Nonetheless, God never forces anybody to take action and care for their vineyard. The writer of this Proverb says, “I was walking past a vineyard, and I thought of what it might have been.” He sees that the vineyard could have been a thing of beauty. It could have been a source of pride, joy, and income to the owner. It could have been a blessing to everybody around it, because in ancient cultures, a place that grew things that people could eat or drink from was a blessing to everybody. But the vineyard the writer observed wasn’t any of those things. It fell tragically short of what it might have been. The writer wonders why: Was there some catastrophe? Was there a drought, flood, fire, or some other disaster? No. It was just sheer negligence on the part of the owner of the vineyard. He had no idea what he had. He was throwing away the opportunity of a lifetime. That’s the strange power of entropy. It’s not even a thing. It’s sheer neglect, and people throw their lives away because of it every day.
People have these fantasies: I want the perfect marriage, I want the perfect circle of friends, I want the perfect career and the perfect education; if I can’t have that, then I won’t do anything. The writer of Proverbs says we must start with reality. Work the land that is your land—your body, your life, your relationships, your work—because that vineyard is all you have.
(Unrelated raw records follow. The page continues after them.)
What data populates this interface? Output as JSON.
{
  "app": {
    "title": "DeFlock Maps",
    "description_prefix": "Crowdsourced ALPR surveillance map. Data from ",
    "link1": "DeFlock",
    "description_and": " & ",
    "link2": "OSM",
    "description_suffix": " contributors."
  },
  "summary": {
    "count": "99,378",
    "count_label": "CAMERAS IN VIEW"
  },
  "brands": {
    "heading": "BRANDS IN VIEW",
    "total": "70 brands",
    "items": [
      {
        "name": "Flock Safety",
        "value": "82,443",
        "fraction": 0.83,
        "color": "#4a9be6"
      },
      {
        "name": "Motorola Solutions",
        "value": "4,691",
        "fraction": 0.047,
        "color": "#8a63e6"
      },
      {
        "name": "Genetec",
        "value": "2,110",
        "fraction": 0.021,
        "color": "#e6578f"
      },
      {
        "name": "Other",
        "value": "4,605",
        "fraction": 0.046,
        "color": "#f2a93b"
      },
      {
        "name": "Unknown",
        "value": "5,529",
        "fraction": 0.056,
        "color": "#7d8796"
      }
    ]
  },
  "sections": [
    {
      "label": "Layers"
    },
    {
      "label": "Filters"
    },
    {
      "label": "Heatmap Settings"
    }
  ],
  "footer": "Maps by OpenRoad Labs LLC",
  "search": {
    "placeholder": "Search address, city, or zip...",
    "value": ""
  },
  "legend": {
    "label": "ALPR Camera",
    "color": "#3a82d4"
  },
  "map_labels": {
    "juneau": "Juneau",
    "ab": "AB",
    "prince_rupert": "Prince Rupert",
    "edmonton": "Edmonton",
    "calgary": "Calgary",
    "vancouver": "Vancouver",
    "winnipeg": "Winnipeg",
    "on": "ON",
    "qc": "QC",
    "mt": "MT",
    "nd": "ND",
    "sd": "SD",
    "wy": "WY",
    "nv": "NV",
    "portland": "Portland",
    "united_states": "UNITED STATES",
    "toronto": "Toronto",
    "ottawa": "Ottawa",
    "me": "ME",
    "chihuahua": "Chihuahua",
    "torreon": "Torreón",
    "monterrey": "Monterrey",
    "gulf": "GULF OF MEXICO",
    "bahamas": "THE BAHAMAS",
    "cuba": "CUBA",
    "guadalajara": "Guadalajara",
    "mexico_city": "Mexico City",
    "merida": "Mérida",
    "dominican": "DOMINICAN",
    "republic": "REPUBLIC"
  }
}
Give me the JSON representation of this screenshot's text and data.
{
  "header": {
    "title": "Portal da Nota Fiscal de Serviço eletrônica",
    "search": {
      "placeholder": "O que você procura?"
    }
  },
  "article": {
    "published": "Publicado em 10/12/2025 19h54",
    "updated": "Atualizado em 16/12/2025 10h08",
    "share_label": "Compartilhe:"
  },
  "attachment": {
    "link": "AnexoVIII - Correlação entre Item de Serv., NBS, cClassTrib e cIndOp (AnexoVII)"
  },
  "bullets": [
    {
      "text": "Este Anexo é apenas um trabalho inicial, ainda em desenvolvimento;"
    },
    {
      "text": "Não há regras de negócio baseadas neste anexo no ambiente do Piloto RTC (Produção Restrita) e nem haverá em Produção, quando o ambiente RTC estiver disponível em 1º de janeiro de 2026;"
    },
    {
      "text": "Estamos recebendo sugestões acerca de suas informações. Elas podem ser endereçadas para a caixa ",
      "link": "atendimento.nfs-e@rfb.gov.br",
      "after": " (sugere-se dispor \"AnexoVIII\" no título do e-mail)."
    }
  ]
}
If it’s ever going to be different, it won’t be because the vineyard fairy comes and sprinkles fairy dust on it. It will be because you asked God to help you. It will be because you’ve asked him, “What’s the next step that you want me to take?”
Our marriages are a vineyard given to us. God wants to shower down His hand of blessing upon it. He wants the fruit of it to bless others. However, the number one enemy to our marriage is neglect. Vineyards do not become vineyards on their own. Neglect in our marriage will create isolation, thus eroding the oneness God intended. This vineyard of life is all we have. We must instead cultivate it. Instead of neglect, we must nurture it. Even if you are single, remember God has given you a body to keep pure and prepare for everything God has for you.
What I want for us to do today is for us to pray for one another. Get around someone near you. If you can pray with your spouse, that would be great. Whether you are married or single, let’s pray for marriages in our church. Pray back anything the Lord has spoken to you about. After a few minutes, Anthony and the worship team will come and lead us in a closing song.
The Letters to the Philippians, Colossians, and Thessalonians. 2000, c1975 (W. Barclay, lecturer in the University of Glasgow, Ed.) (electronic ed.). Logos Library System; The Daily study Bible series, Rev. ed. (161). Philadelphia: The Westminster Press.
Piper, J. (2007). Sermons from John Piper (1990-1999). Minneapolis: Desiring God.
MacArthur, J. (1996, c1992). Colossians (168). Chicago: Moody Press.
Hughes, R. K. (2001). Disciplines of a Godly man (10th anniversary ed.; rev. ed.) (33). Wheaton, Ill.: Crossway Books.